A few weeks back, while walking through downtown Santa Barbara with a good friend, I witnessed an unsettling interaction between a homeless man and a young man. Walking past the pair, both my friend and I heard the young man exhort the older homeless man to get a job “like the rest of us Mexicans.”
“What an asshole!” my friend exclaimed and went back to give money to the homeless man. As he did so, I watched the young man proudly walk away into one those bourgeois Santa Barbara restaurants.
While I can’t positively assert why this young man felt compelled to say this to a homeless man, I can say one thing with certainty. It was clear that he intended for everyone to hear him.
When I tried to explain to my friend what had just happened, I told him to look around. We were walking through the “nicer” part of Santa Barbara and the majority of the people present where affluent white couples. In making this statement then, the young man had obviously wanted everyone in the street to know that he was different than the homeless man. He like “the rest of us Mexicans” was hardworking, middleclass and consequently an integral member of American society.
In other words, what the young man was attempting to announce to everyone present was that his Hispanic identity was in concordance with mainstream American identity. In making this statement, the young man was merely attempting to do the same that thing Hispanic political advocates have been attempting to do since the early 1990s. That is, he was attempting to help eradicate the long-standing image of Hispanics in the United States as impoverished economic burdens.
In doing so, however, this young man — like his political counterparts — was also effectively attempting to disclaim the large percentage poor Latinos who today reside in the United States. This desire to present Hispanics as traditional, hard working middle-class Americans is problematic. This approach perpetuates the hierarchies of power that place white conservative values at the apex of what it means to be successful. Also, by focusing on the positive image of Hispanics as a marketable and expanding middle class, the needs of the large number of Hispanics who still live under the poverty line are left unaddressed.

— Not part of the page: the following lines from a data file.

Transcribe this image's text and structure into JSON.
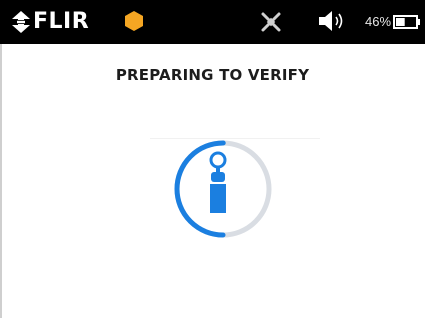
{
  "statusbar": {
    "brand": "FLIR",
    "battery_percent": "46%",
    "battery_level": 0.46,
    "icons": [
      "flir-logo-icon",
      "hexagon-status-icon",
      "satellite-off-icon",
      "speaker-icon",
      "battery-icon"
    ],
    "colors": {
      "background": "#000000",
      "hexagon": "#f5a623"
    }
  },
  "main": {
    "title": "PREPARING TO VERIFY",
    "spinner": {
      "icon": "gas-cylinder-icon",
      "progress": 0.5,
      "colors": {
        "arc": "#1b7fe0",
        "track": "#d9dde3",
        "icon": "#1b7fe0"
      }
    }
  }
}
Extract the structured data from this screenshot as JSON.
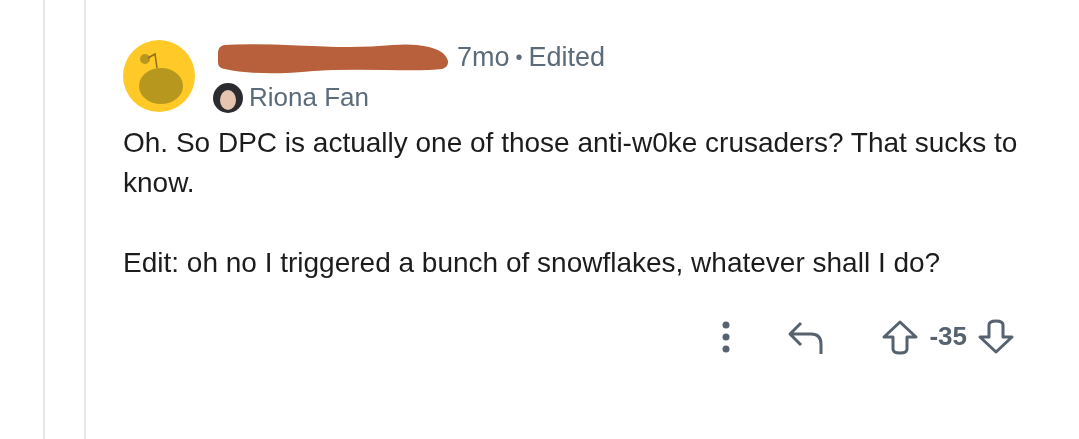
{
  "comment": {
    "age": "7mo",
    "separator": "•",
    "edited_label": "Edited",
    "flair": "Riona Fan",
    "paragraphs": [
      "Oh. So DPC is actually one of those anti-w0ke crusaders? That sucks to know.",
      "Edit: oh no I triggered a bunch of snowflakes, whatever shall I do?"
    ],
    "score": "-35"
  }
}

Although, surveys based on factors such as household income reveal that there has indeed been rise in upward mobility within the Hispanic community, these surveys omit one crucial fact. The rise in upward mobility noted within these surveys correlates with the rise in the overall Hispanic population. Of course there has been an increase in upward mobility among Hispanics, but with the increase in overall population the likelihood of any one trait increasing as well is only logical.
Today, on a national level Hispanics not only have the lowest educational rates, but the percentage of Hispanics living under the poverty line is still more than twice that of whites.
When attempting to sanitize this image of Hispanics in America, it is important to understand that upward mobility is not readily accessible to most Hispanics living in the United States. In order to understand this we have to understand not only the systematized racism of American cultural politics, but also the systematized racism and classism of the Latin American countries many of these people emigrated from.
Most of the Hispanic immigrants who have gained financial mobility in the United States have done so because upon arrival to this country they already had a skill that could be easily applied to the American market. Whether they are mechanics, welders, doctors or teachers, many of the immigrants who have been able to rise above the poverty line have done so because they were already members of the working class before they immigrated.
Subsequently, most of the immigrants who today still reside under the poverty line came to the United States with little more than simple labor skills. Typically darker skinned than their more affluent counterparts, these are the people who — because of Latin America’s racism — were barred from social mobility in their respective home countries. These are the same people who continue to be barred from social mobility in the United States.
To say that the dream of upward mobility based on meritocracy is open to everyone is therefore a pernicious simplicity that disregards all the socioeconomic factors that make that social ascendance possible. The belief that if you work hard you will achieve anything you desire is a dream that is hindered by the institutionalized racism that still restrains many Hispanics from being on equal footing with their white counterparts.
For this young man from Santa Barbara to have assumed that the homeless man’s condition was a direct result of his unwillingness to work, shows the perniciousness of this narrow way of thinking. By seeking to maintain an identity that aligns with the Conservative image of what it means to be legitimately American, we are ignoring the issues that are confining a large portion of the Hispanic community in poverty.
David Gayton writes about modifying social change through identifying uncritical behavior within cultural politics from the perspective of a gay Chicano United States Marine Corps veteran.